“it still seemed incredible that one man could have done so much with such primitive equipment…it was Norton’s private dream, which he knew he would never achieve, to retrace at least one of Cook’s voyages around the world.”

Norton became so interesting to me the moment he had a dream and was a well-read person with historical heroes. The historical details sprinkled in this futuristic novel make it dynamic, and it works.
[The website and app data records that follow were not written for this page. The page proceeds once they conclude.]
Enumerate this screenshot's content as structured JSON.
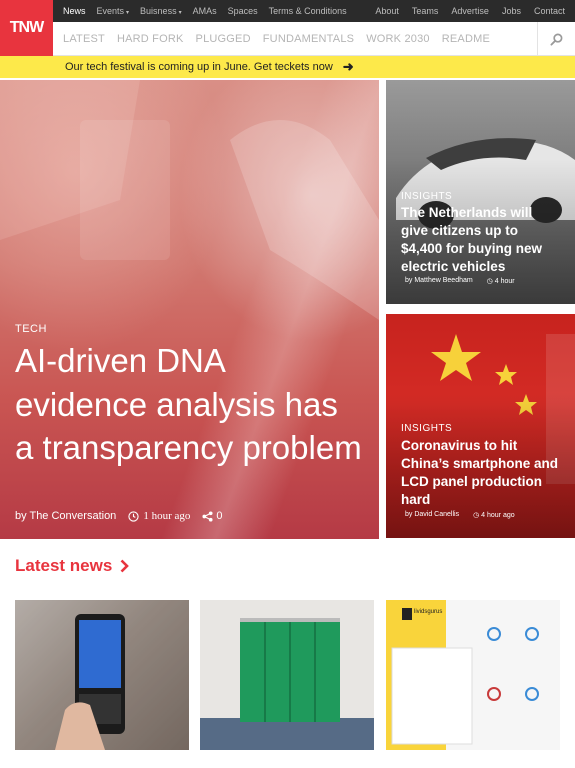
{
  "logo": {
    "text": "TNW",
    "color": "#e8343e"
  },
  "topbar": {
    "left": [
      {
        "label": "News",
        "active": true
      },
      {
        "label": "Events",
        "caret": "▾"
      },
      {
        "label": "Buisness",
        "caret": "▾"
      },
      {
        "label": "AMAs"
      },
      {
        "label": "Spaces"
      },
      {
        "label": "Terms & Conditions"
      }
    ],
    "right": [
      "About",
      "Teams",
      "Advertise",
      "Jobs",
      "Contact"
    ]
  },
  "nav": {
    "categories": [
      "LATEST",
      "HARD FORK",
      "PLUGGED",
      "FUNDAMENTALS",
      "WORK 2030",
      "README"
    ],
    "search_icon": "search-icon"
  },
  "banner": {
    "text": "Our tech festival is coming up in June. Get teckets now",
    "arrow": "➜",
    "color": "#fde94a"
  },
  "hero": {
    "category": "TECH",
    "title": "AI-driven DNA evidence analysis has a transparency problem",
    "author": "by The Conversation",
    "time": "1 hour ago",
    "shares": "0"
  },
  "side_cards": [
    {
      "category": "INSIGHTS",
      "title": "The Netherlands will give citizens up to $4,400 for buying new electric vehicles",
      "author": "by Matthew Beedham",
      "time": "4 hour"
    },
    {
      "category": "INSIGHTS",
      "title": "Coronavirus to hit China’s smartphone and LCD panel production hard",
      "author": "by David Canellis",
      "time": "4 hour ago"
    }
  ],
  "latest": {
    "label": "Latest news",
    "chevron": "›"
  },
  "thumb3": {
    "brand": "lividsgurus"
  }
}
There were some things that upset me in the projected future. I decided to let it slide because it’s a great book and it was written in the early ’70s. The main one is that Norton, like other people who are making all these important space decisions and meetings, has two wives and two separate families. One is on Mars, one on Earth (they travel fast). The way women are discussed ever so briefly are like these interchangeable things who have enough on their hands because Norton or whichever man impregnated them. There is one team leader doctor/biologist Surgeon-Commander Laura Ernst and she has some influence, and I think it was here where I kind of let the whole “2-wives” thing slide and trying to keep 1970s as a context.

There are several interviews conducted by Strange Horizons on impressions of Rendezvous with Rama, looking back on it, and Karen Burnham says:

“So wow, this was really refreshing! A mixed-gender, mixed-race, comfortable-with-polygamy team and society with some solid world building involving asteroid threats. I liked it much more than I thought I would.”

I gathered from this comment that this was as “mixed-gender” as sci-fi got at the time.

Full Strange Horizons interview: CLICK HERE.

All in all, this is a great book, great science fiction classic, and I strongly recommend it. I especially recommend it to those interested in science fiction and fantasy and want to read the foundational texts or “classics” in the genre. Heinlein, Clarke, Herbert, and Asimov are the four main pillars.